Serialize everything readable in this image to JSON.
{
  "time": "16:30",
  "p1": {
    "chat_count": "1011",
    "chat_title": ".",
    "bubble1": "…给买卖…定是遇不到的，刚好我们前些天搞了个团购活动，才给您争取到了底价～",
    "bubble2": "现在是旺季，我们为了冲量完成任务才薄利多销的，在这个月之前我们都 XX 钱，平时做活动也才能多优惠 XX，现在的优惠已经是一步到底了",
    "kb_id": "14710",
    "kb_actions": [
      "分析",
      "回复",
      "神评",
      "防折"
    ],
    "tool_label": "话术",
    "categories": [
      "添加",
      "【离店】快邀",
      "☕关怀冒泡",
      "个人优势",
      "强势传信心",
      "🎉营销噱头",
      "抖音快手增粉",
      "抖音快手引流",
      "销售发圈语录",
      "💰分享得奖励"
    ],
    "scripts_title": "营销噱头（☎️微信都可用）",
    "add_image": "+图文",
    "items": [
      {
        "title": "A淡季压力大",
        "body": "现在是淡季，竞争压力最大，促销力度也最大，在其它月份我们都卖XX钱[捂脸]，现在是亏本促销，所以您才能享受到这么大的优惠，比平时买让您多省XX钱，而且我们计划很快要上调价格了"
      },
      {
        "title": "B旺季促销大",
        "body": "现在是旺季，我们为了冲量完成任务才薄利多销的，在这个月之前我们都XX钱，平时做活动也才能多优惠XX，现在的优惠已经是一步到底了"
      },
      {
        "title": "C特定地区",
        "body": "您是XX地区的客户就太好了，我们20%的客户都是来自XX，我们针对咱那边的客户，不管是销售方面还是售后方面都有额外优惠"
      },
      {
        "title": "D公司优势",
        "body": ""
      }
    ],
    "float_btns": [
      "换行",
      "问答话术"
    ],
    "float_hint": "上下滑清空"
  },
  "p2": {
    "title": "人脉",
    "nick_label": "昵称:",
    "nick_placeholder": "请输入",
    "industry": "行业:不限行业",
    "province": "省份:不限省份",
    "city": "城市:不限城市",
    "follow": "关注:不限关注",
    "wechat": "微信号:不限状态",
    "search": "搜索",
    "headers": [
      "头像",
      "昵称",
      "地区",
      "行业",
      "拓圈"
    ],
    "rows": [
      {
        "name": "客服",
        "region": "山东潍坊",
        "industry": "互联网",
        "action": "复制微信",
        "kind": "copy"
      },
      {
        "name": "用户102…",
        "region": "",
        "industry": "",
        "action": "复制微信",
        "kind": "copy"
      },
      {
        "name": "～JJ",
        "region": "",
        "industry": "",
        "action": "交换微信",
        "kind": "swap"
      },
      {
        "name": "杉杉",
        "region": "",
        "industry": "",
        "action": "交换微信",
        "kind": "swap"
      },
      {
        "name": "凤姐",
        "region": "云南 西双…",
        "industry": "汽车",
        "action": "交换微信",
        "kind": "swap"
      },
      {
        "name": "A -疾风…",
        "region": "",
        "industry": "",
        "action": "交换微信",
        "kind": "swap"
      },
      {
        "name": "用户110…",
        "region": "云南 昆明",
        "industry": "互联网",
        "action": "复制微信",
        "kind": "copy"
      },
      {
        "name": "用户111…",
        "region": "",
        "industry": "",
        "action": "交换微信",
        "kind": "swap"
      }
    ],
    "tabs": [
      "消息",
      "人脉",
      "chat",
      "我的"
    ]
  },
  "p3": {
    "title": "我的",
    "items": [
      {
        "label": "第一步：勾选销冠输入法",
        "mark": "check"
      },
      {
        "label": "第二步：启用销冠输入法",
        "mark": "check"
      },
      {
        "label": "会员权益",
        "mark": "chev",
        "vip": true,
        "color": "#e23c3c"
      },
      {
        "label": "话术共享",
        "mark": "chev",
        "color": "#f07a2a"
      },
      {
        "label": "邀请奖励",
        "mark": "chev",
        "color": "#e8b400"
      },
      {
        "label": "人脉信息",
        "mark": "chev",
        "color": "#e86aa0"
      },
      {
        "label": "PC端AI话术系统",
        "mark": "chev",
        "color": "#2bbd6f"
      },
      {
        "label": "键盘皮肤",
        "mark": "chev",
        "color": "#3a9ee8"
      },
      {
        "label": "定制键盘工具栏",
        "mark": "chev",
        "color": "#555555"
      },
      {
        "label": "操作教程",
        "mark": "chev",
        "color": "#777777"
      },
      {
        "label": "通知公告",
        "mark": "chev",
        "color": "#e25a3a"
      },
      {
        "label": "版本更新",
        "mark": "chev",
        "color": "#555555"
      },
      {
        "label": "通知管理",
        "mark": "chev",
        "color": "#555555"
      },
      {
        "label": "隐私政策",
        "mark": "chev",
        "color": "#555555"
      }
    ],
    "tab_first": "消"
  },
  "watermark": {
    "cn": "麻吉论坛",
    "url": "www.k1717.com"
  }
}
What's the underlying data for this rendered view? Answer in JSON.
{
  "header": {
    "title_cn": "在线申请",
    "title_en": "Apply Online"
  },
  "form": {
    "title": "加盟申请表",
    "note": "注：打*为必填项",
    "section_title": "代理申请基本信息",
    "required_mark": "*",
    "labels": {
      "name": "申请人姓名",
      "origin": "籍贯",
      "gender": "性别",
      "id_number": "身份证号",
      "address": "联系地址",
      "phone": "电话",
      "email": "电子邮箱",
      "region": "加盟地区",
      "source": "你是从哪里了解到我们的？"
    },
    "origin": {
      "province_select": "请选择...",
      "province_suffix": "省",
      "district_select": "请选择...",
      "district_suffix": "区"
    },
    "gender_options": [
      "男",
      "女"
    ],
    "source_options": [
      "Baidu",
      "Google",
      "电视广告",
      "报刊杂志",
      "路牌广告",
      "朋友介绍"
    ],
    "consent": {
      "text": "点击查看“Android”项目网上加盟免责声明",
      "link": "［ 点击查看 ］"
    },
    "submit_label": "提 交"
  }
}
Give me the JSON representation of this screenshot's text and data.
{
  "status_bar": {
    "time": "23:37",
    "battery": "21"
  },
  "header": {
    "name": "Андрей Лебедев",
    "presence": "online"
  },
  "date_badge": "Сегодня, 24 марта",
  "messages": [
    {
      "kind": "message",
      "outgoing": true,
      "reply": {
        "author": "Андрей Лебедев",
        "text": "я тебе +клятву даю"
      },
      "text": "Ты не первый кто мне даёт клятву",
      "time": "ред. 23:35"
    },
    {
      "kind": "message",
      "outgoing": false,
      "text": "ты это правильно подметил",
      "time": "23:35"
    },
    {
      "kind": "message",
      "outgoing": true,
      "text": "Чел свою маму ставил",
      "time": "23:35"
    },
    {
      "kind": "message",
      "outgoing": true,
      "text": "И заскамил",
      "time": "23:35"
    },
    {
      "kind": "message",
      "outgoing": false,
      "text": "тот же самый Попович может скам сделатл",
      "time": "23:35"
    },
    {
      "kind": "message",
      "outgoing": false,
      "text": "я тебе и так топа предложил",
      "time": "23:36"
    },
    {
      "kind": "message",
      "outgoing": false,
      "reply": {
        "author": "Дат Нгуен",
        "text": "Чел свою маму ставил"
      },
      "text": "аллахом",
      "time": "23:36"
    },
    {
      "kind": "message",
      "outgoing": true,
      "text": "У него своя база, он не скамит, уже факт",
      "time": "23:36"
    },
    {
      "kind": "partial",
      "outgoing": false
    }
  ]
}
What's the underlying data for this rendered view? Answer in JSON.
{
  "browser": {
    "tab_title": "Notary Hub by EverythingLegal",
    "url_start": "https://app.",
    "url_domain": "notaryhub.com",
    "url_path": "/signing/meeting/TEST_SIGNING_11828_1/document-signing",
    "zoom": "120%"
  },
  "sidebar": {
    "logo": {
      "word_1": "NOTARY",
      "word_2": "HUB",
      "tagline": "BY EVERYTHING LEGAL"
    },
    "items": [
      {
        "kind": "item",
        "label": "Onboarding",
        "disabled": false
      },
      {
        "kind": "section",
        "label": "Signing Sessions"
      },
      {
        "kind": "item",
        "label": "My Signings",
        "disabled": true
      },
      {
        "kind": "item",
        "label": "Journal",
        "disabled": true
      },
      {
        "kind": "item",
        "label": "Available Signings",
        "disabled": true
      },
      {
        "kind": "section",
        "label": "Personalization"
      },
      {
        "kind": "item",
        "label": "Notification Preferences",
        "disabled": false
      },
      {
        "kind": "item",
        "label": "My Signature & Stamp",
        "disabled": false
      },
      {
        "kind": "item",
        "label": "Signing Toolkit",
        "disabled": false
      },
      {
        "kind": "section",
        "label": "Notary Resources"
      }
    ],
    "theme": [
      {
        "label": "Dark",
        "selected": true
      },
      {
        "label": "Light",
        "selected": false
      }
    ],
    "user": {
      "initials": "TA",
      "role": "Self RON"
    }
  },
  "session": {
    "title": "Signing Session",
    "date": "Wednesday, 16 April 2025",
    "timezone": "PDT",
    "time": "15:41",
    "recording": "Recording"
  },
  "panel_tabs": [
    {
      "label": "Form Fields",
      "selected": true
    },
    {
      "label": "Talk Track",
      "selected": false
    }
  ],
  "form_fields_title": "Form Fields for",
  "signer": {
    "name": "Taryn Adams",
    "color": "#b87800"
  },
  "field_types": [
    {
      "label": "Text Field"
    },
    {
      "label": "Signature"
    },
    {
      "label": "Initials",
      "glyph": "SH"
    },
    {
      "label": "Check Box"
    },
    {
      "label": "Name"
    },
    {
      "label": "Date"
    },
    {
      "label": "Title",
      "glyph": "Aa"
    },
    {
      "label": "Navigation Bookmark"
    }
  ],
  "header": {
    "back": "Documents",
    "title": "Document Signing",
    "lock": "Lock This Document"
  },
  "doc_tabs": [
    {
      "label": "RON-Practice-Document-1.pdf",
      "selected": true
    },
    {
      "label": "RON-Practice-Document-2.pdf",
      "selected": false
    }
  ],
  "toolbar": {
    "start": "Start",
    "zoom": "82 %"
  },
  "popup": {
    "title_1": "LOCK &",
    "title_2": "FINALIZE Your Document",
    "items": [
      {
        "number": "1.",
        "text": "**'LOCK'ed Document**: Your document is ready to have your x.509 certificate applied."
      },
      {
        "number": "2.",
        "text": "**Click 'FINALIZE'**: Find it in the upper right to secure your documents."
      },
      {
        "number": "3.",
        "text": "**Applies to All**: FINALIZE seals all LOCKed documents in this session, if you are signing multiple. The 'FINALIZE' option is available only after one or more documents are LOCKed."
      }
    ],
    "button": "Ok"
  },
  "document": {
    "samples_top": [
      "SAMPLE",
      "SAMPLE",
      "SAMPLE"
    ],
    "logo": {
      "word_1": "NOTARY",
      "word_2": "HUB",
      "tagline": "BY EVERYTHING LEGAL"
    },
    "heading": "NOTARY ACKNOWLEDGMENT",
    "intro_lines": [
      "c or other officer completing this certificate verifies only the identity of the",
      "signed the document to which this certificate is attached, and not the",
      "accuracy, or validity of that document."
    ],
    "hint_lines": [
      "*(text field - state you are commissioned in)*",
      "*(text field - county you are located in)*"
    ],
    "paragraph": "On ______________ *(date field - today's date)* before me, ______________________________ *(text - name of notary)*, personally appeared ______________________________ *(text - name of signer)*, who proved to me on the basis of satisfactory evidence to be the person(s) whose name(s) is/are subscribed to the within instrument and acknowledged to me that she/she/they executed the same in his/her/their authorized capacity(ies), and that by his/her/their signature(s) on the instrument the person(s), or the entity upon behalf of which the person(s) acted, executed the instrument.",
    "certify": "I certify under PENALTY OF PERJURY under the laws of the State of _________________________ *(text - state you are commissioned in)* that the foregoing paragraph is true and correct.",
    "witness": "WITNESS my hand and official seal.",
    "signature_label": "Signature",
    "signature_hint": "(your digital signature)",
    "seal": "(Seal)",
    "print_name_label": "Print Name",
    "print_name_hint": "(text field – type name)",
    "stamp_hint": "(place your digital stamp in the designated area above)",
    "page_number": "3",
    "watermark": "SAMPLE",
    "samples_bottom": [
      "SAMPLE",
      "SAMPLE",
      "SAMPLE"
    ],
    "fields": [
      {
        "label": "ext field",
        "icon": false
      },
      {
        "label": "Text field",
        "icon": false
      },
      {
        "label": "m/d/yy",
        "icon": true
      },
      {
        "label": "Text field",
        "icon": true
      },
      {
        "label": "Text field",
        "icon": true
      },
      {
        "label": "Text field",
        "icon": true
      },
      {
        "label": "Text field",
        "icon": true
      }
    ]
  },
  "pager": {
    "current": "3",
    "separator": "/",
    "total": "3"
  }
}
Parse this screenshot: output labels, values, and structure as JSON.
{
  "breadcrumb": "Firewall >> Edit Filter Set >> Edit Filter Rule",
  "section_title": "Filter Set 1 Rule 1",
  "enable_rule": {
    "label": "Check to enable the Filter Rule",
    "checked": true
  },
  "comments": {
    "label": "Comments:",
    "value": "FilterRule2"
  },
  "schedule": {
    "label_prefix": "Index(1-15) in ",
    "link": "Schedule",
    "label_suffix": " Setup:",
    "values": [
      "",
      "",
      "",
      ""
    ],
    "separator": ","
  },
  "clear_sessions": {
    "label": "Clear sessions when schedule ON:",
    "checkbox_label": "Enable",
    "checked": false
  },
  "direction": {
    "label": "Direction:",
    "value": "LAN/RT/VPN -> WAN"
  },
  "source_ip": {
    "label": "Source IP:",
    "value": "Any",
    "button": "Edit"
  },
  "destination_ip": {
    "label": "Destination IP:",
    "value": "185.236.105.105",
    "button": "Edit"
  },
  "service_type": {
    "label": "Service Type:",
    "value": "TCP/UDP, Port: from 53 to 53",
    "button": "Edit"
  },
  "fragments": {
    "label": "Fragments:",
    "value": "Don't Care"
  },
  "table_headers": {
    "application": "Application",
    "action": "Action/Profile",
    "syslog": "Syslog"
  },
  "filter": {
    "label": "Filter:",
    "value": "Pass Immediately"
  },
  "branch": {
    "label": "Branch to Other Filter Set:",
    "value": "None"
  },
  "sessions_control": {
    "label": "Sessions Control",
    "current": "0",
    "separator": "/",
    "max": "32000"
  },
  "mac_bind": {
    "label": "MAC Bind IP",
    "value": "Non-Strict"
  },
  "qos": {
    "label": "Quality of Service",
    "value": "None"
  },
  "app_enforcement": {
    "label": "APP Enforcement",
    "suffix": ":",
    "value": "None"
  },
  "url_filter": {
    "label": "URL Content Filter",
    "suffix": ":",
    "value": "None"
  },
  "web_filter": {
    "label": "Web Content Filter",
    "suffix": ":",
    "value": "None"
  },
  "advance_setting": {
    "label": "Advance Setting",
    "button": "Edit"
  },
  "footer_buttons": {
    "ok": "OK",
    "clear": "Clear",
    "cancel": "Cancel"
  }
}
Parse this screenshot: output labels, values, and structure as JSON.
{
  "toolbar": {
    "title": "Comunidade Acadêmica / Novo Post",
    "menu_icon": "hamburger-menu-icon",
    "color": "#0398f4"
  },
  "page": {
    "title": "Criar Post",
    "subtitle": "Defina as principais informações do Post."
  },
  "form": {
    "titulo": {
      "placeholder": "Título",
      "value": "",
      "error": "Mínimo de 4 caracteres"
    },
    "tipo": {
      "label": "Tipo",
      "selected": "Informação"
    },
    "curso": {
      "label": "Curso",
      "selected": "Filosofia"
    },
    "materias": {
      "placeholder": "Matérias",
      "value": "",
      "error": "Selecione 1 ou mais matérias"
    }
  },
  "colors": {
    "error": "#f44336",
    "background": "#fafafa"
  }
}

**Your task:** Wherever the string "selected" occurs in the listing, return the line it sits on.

**Exercise response:**
        "selected": true
        "selected": false
      "selected": true
      "selected": false
      "selected": true
      "selected": false
      "selected": "Informação"
      "selected": "Filosofia"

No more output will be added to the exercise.